Long denied due recognition, Louise Bourgeois became an ‘avant-garde superstar’ and is today considered ‘a great figure of the post modern’ (Peter Weiermair), even though fame did not reach the American artist until the second half of her life. “My luck was that I became famous so late that fame could not destroy me.” (Louise Bourgeois) With the exhibition Aller–Retour the Kunsthalle Wien dedicates Louise Bourgeois, the now 94-year-old artist, what is probably the most important exhibition of her late opus. Some 150 works will be shown in six rooms thematically based around central sculptures and themes such as ‘rivers’, ‘spiders’ and ‘proverbs/apercus’.
One room offers a retrospective of older works by the French born artist. The focus of the show however lies on the oeuvre of the last ten years, the majority of which are diary-like drawings, in which text and symbols frequently mingle.
The exhibition’s French title Aller–Retour refers both to Louise Bourgeois’ French origins and the nature of her artistic practice – an uninterrupted process of research into identity and a return to the psychological conflicts of her childhood and adolescence, principally to the problematic relationship with her father.
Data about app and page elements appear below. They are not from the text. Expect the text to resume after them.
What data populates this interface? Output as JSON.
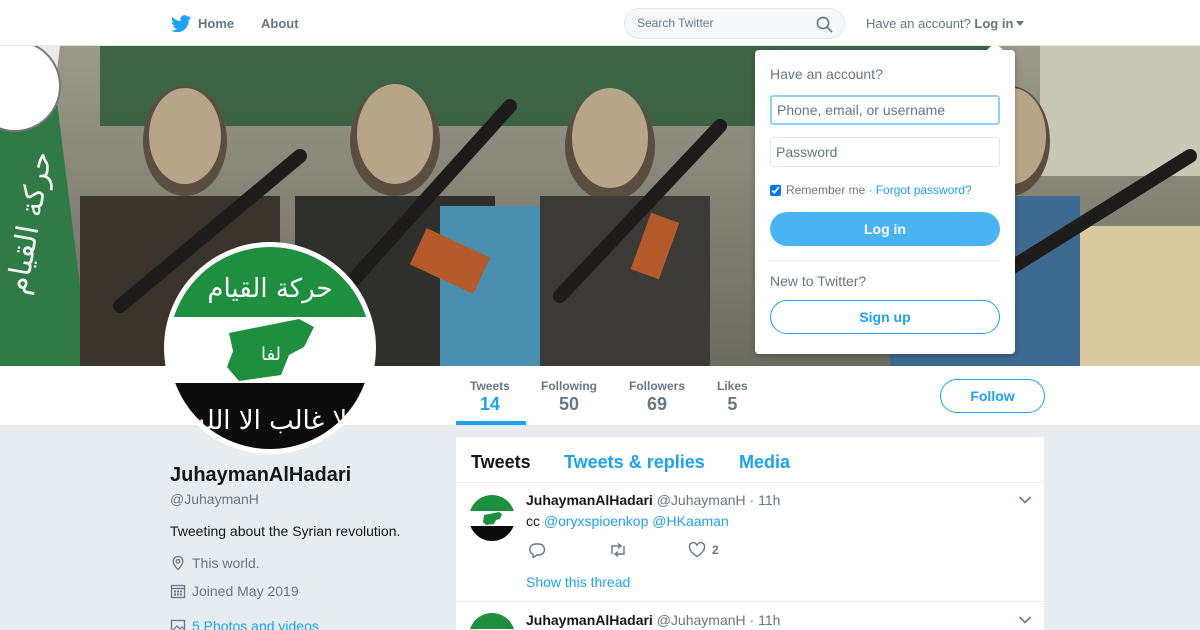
{
  "nav": {
    "home_label": "Home",
    "about_label": "About",
    "search_placeholder": "Search Twitter",
    "have_account_label": "Have an account?",
    "login_label": "Log in",
    "brand_color": "#1da1f2"
  },
  "profile": {
    "name": "JuhaymanAlHadari",
    "handle": "@JuhaymanH",
    "bio": "Tweeting about the Syrian revolution.",
    "location": "This world.",
    "joined": "Joined May 2019",
    "photos_link": "5 Photos and videos",
    "follow_label": "Follow",
    "avatar_text_top": "حركة القيام",
    "avatar_text_bottom": "لا غالب الا الله",
    "avatar_map_text": "لفا"
  },
  "stats": [
    {
      "label": "Tweets",
      "value": "14"
    },
    {
      "label": "Following",
      "value": "50"
    },
    {
      "label": "Followers",
      "value": "69"
    },
    {
      "label": "Likes",
      "value": "5"
    }
  ],
  "timeline": {
    "tabs": [
      "Tweets",
      "Tweets & replies",
      "Media"
    ],
    "tweets": [
      {
        "name": "JuhaymanAlHadari",
        "handle": "@JuhaymanH",
        "time": "· 11h",
        "text_prefix": "cc",
        "mention1": "@oryxspioenkop",
        "mention2": "@HKaaman",
        "like_count": "2",
        "show_thread": "Show this thread"
      },
      {
        "name": "JuhaymanAlHadari",
        "handle": "@JuhaymanH",
        "time": "· 11h"
      }
    ]
  },
  "login_dropdown": {
    "title": "Have an account?",
    "username_placeholder": "Phone, email, or username",
    "password_placeholder": "Password",
    "remember_label": "Remember me ·",
    "forgot_label": "Forgot password?",
    "login_button": "Log in",
    "new_label": "New to Twitter?",
    "signup_button": "Sign up"
  },
  "banner": {
    "flag_text": "حركة القيام"
  }
}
The interrelation of past and present and the use of the image of the mesh and the metaphor of weaving – Bourgeois’ father ran a business restoring tapestries – symbolically amount to a work of remembrance and a coming to terms with psychological crises.
The Kunsthalle Wien shows the artist’s later works as a dialogue between sculpture and drawing. Since the 1980s, the works of Louise Bourgeois have followed the prevalent notion of art that rejects universal style and formal understanding in favour of a personal approach. The artist’s central concern lies in overcoming conflicts and the establishment of an intense, open discussion on the dialectics of thoughts and feelings.
For a younger generation of artists, Louise Bourgeois represents a mother figure, a star, possessing a mythical status as an example of art as a means for coping with life. Despite her age, she still holds weekly sessions where young artists can present and discuss their work. She is seen as authentic and challenging, a moral as well as an artistic authority.
This show is part of a series of monographic Kunsthalle Wien exhibitions of key figures of modern art such as Yayoi Kusama (2002), Marcel Broodthaers (2003) and Eva Hesse (2004).
The curator of the exhibition is Peter Weiermair, director of the Galleria d’Arte Moderna, Bologna (2001-2005), who in 1989 organised the first European retrospective of Louise Bourgeois’ (in Germany, Switzerland and France).
To accompany the exhibition a catalogue will be published in German and English with texts by Peter Weiermair and Philip Larratt-Smith, an interview with Louise Bourgeois by Gerald Matt as well as a foreword by Gerald Matt, circa 196 pages.
Louise Bourgeois with Spider IV, in 1996.
Photo by Peter Bellamy